Count the lines of the listing below where "screenshot" shows up, and please answer with that number only.

"""

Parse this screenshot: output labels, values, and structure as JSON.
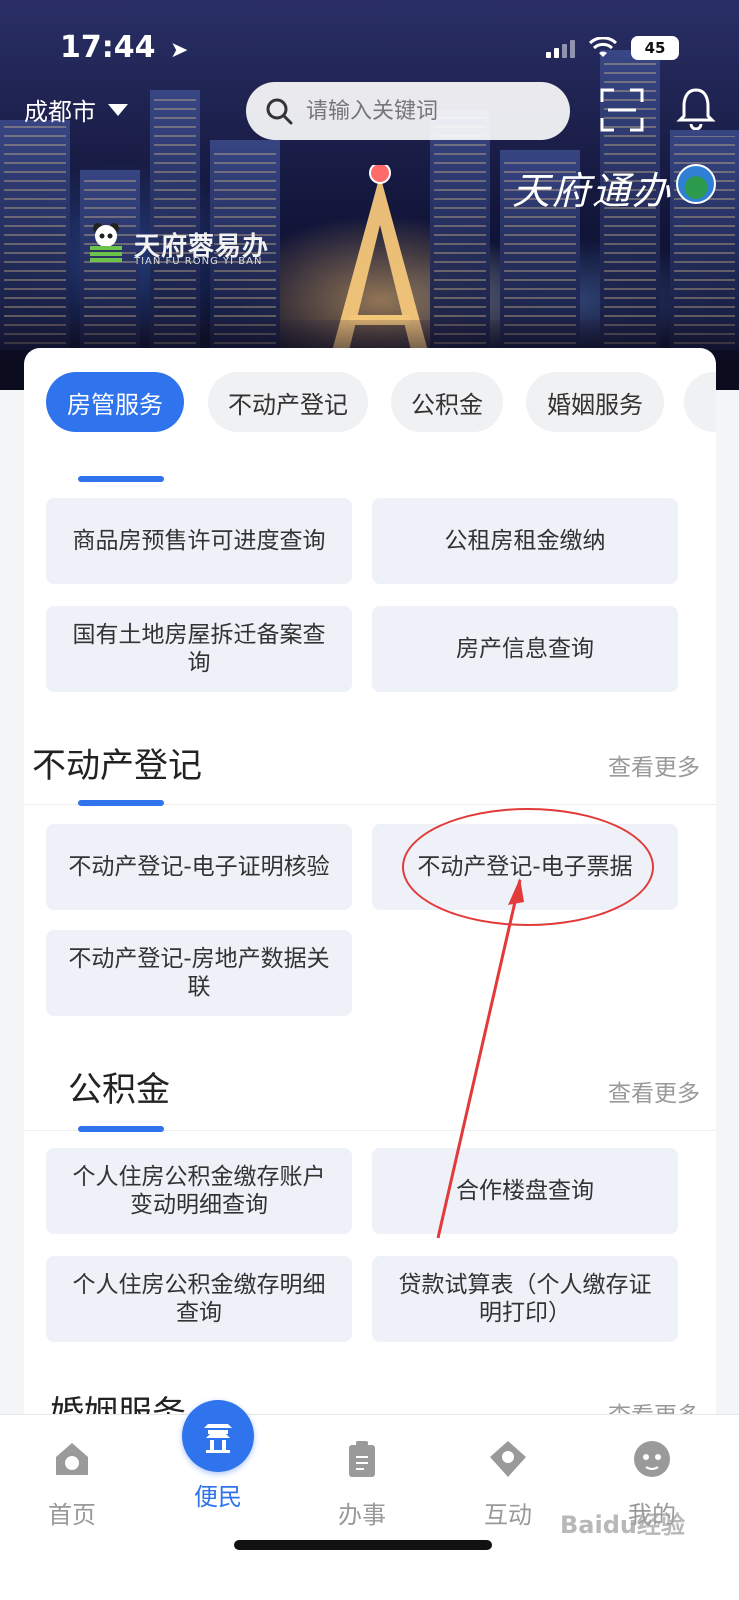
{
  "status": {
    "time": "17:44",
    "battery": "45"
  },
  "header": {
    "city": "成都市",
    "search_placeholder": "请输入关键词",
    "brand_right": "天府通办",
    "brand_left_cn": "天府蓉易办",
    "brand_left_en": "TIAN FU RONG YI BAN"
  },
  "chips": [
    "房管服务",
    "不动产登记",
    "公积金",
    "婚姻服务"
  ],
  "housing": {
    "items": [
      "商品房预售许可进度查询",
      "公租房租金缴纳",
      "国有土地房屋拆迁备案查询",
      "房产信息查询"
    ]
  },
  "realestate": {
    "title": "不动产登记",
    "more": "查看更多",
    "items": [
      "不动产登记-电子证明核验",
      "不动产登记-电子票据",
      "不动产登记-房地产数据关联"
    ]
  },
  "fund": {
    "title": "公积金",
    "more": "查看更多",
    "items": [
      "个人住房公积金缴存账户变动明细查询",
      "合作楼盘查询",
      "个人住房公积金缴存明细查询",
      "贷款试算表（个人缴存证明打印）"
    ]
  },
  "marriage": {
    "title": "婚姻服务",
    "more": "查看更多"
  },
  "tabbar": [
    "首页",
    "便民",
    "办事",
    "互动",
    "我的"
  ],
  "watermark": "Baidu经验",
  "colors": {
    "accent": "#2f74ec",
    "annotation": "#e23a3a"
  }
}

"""
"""

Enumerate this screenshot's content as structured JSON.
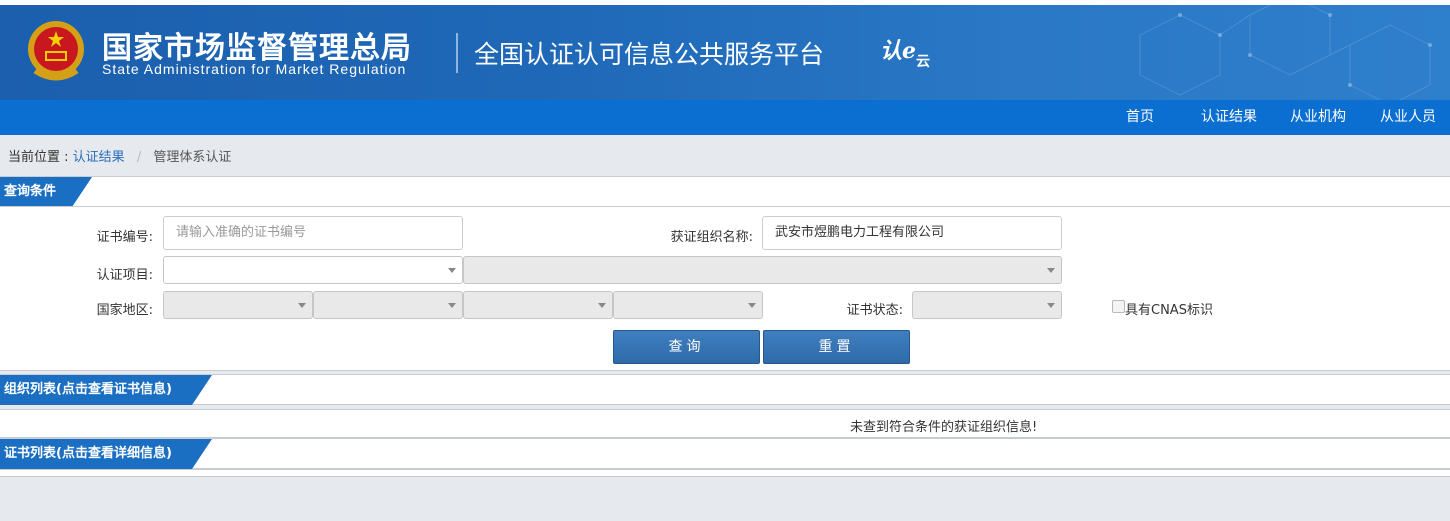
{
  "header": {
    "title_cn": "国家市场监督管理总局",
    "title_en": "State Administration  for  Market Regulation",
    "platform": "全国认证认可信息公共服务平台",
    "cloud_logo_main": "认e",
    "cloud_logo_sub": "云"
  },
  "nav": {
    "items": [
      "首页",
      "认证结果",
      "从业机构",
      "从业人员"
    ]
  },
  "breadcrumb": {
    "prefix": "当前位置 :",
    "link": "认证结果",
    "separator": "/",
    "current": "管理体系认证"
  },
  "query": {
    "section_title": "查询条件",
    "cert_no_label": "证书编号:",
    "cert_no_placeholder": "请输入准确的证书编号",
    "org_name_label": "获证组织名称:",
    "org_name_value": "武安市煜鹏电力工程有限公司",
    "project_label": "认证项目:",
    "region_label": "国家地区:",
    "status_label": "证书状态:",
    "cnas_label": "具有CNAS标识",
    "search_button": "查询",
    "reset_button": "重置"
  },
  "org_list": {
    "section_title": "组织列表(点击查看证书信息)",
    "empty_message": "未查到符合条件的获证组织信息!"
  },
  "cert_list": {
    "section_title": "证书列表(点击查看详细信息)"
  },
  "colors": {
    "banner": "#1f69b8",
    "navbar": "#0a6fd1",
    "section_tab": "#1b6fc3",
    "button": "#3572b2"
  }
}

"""

* RESPONSE AREA *
2